For example, one claim between two parties might be resolved by adjudication, one by mediation and one by a simple settlement etc. The calculation of the net balance is therefore a simple arithmetical exercise. (This had also recently been recognised by Waksman J in his judgment in Balfour Beatty Civil Engineering Limited and Balfour Beatty Group Limited v. Astec Projects Limited (in liquidation)  EWHC 796, where the liquidator defeated an application by Balfour Beatty for an injunction to stop a series of adjudications being brought by Astec Projects.)
What does the result mean for IPs?
This decision opens the door for IPs to use the adjudication process to resolve disputes on construction contracts and greatly increase the debt recoveries for the benefit of the creditors.
Prior to the Supreme Court in Bresco, debtors (if the potential claim against them was large enough to warrant the cost) could seek to apply to court for an injunction to stop an adjudication being brought by an insolvent company.
The Supreme Court has now made very clear that an insolvent company has the same unfettered right to adjudicate as a solvent company does. An injunction to stop it is therefore inappropriate.
Notes of caution
There are two key issues for IPs to be aware of when considering issuing adjudications to recover construction debts.
Adjudicator’s fees.
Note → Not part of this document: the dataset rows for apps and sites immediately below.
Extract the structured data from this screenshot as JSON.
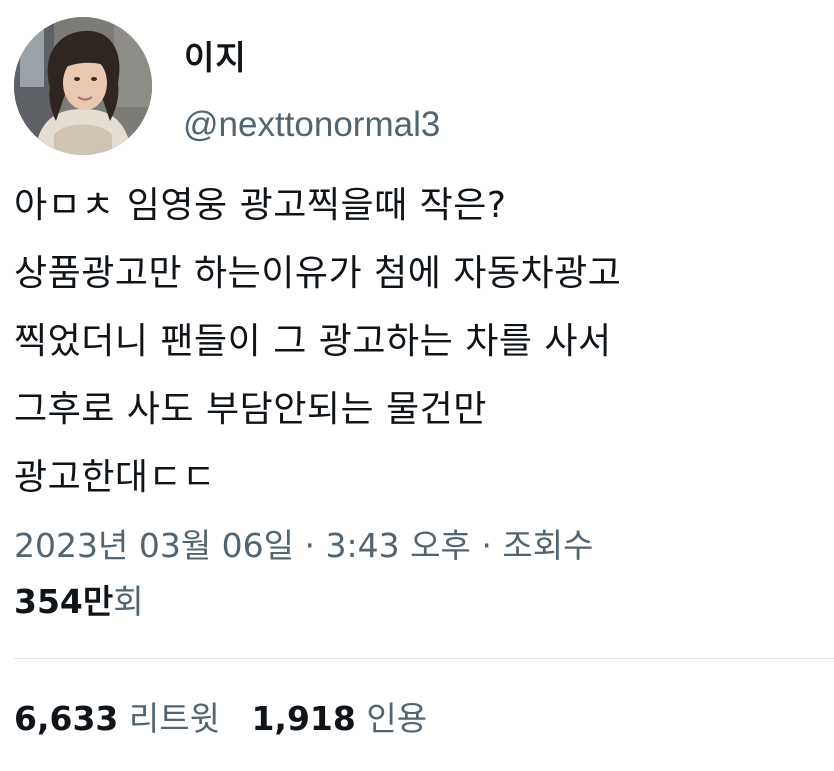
{
  "author": {
    "display_name": "이지",
    "handle": "@nexttonormal3",
    "avatar_icon": "profile-photo"
  },
  "tweet": {
    "lines": [
      "아ㅁㅊ 임영웅 광고찍을때 작은?",
      "상품광고만 하는이유가 첨에 자동차광고",
      "찍었더니 팬들이 그 광고하는 차를 사서",
      "그후로 사도 부담안되는 물건만",
      "광고한대ㄷㄷ"
    ]
  },
  "meta": {
    "date": "2023년 03월 06일",
    "separator": " · ",
    "time": "3:43 오후",
    "views_label": "조회수",
    "views_count": "354만",
    "views_suffix": "회"
  },
  "stats": {
    "retweets_count": "6,633",
    "retweets_label": "리트윗",
    "quotes_count": "1,918",
    "quotes_label": "인용"
  },
  "colors": {
    "text_primary": "#0f1419",
    "text_secondary": "#536471",
    "divider": "#dfe3e6",
    "background": "#ffffff"
  }
}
While there is no ability for an adjudicator to award adverse costs (the costs of defending the adjudication are therefore a ‘sunk cost’ for the defendant), the adjudicator will require some guarantee of payment of his or her fees, should he or she decide that they should be paid by the referring party (ie the insolvent company). Usually costs will ‘follow the event’ and therefore will be paid by the losing party.
Without a guarantee of payment of the adjudicator’s fees, adjudicators will require some guarantee from the IP – and potentially payment in advance on account of those fees.
Enforcement of an adjudication decision. As mentioned above, the vast majority of adjudication decisions are treated as final by the parties, with the losing party making the payment ordered.
However, if enforcement is necessary, an application to court for summary judgment is required. Previously the battleground for insolvent construction companies was a threatened (and sometimes, as in Bresco pursued) application for an injunction to stop the adjudication.
Now, we are seeing the battleground move to enforcement, with several losing parties refusing to pay and seeking to dispute a summary judgment application.
Lord Briggs in Bresco referred to Meadowside Building Developments Ltd (in liquidation) v, 12-18 Hill Street Management Company Ltd  EWHC 2651 as an example of the approach to be taken on enforcement. The law in relation to enforcement will therefore continue to evolve in the coming months, as the courts at first instance determine what are appropriate mechanisms to put in place for an insolvent company to get summary judgment to enforce an adjudication decision.
The Supreme Court decision in Bresco is incredibly important for administrators and liquidators of construction companies.
A very substantial impediment has been removed and this decision should be warmly welcomed by IPs and their professional advisers.
Pythagoras Capital acted for the liquidator of Bresco throughout the adjudication and court process.
Jennifer Guthrie is head of business development at Pythagoras Capital.